    4. Reported in the Independent 6/1/12

    5. Andreas Schleicher’s evidence to Education Select Committee inquiry into Academy Chains 2014.

    6. Dominic Cummings’ Memo ‘Some Thoughts on Education’ Oct 2013. This was widely seen as an attack on teachers but was actually much more thoughtful.

    7. DFE Teacher’s Workload Review 2015.

    8. Rebecca Allen, Data lab: Presentation to ‘Partnership for Attainment ‘Conference, Sheffield 10th Nov, 2016.

    9. NFER ‘Teacher Voice Survey’ surveys 1000 teachers three times per year. These figures were drawn from April 2016.

    10. School Teacher Review Body (STRB) Report September, 2016.

    11. Professor Chris Husbands, Vice Chancellor Sheffield Hallam University, former Director of University College London Institute of Education presentation to ‘Partnership for Attainment’ Conference, Sheffield ,Nov. 2016.

    12. ‘The Importance of Teaching’: White Paper 2010

    13. LA ESG Funding 2016/17, 2017/18 DEFE Website Education Support Grant. On Wednesday 30 November the Department for Education announced the creation of two new funding streams available to schools of all types, and local authorities, from September 2017 onwards to support improvement efforts.
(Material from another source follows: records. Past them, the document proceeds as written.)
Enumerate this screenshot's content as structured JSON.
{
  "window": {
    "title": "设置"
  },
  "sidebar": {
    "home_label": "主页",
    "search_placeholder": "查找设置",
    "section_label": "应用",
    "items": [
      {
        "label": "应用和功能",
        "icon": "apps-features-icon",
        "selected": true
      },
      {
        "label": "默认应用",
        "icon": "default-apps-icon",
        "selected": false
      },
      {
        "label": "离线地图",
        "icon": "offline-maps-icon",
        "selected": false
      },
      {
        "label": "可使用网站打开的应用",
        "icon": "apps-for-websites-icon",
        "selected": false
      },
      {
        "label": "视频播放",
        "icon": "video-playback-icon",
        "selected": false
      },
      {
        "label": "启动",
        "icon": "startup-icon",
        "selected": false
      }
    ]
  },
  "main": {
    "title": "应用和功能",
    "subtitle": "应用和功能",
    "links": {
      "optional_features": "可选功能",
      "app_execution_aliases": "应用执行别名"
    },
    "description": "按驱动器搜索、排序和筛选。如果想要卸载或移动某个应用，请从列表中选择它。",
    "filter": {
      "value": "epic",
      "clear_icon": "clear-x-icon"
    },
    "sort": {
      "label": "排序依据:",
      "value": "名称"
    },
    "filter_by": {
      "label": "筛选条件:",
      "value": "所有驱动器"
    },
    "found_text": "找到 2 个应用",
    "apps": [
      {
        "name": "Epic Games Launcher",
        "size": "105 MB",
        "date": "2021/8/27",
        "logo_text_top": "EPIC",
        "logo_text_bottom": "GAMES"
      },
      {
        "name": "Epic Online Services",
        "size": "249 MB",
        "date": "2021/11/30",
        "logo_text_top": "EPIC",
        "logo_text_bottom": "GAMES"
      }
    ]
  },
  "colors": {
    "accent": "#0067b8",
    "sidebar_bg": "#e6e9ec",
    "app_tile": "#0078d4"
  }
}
These include a £50 million a year fund for local authorities to draw upon to commission support for low-performing maintained schools and a new £140 million ‘Strategic School Improvement Fund’ for academies and maintained schools. The Education Endowment Foundation (EEF) will also receive £20 million to scale up and disseminate evidence-based programmes to underpin improvement efforts.

    14. Sir Michael Wilshaw, Chief HMI, Memorandum to the Education Secretary of State, Nikki Morgan, March 2016, This Memo identified 7 underperforming large Academy Chains, another was added, subsequently.

    15, Robert Hill, the leading consultant and blogger on Multi Academy Trusts, July 2015.

    Number of multi-academy trusts by number of academies in the trust

    The rise in the number of MATs that comprise two to five academies – up from 224 to 517 since 2011 – reflects the Department’s change of strategy half way through the last Parliament. Instead of investing in a few large MATs the game plan has been to encourage a lot of smaller academy groups.

    16. STRB Report September 2015 and Ofsted Annual Report 2014/15 December 2015. The Ofsted called for a ‘middle tier’.

    17. Education Select Committee: Inquiry into Teacher Supply October, 2015.

    18. DFE Website reference National Teaching Schools March, 2014.

    19. Sir David Carter speaking to Academy Governors 11th July, 2016.

    20. Examples of good LAs singled out in their reports are Hertfordshire (2014), Hampshire (2015) and Poole 2016.

    21. The Sheffield City Region has been given devolved status by Government with additional investment and day to day control over areas of funding. It brings together the two Universities based in Sheffield, the Local Enterprise Partnerships and 9 Local Authorities; Barnsley, Rotherham, Chesterfield,Doncaster,North East Derbyshire,Bolsover,Bassetlaw and Derbyshire Dales.

    22. Times Educational Supplement Dec 2nd 2016 ‘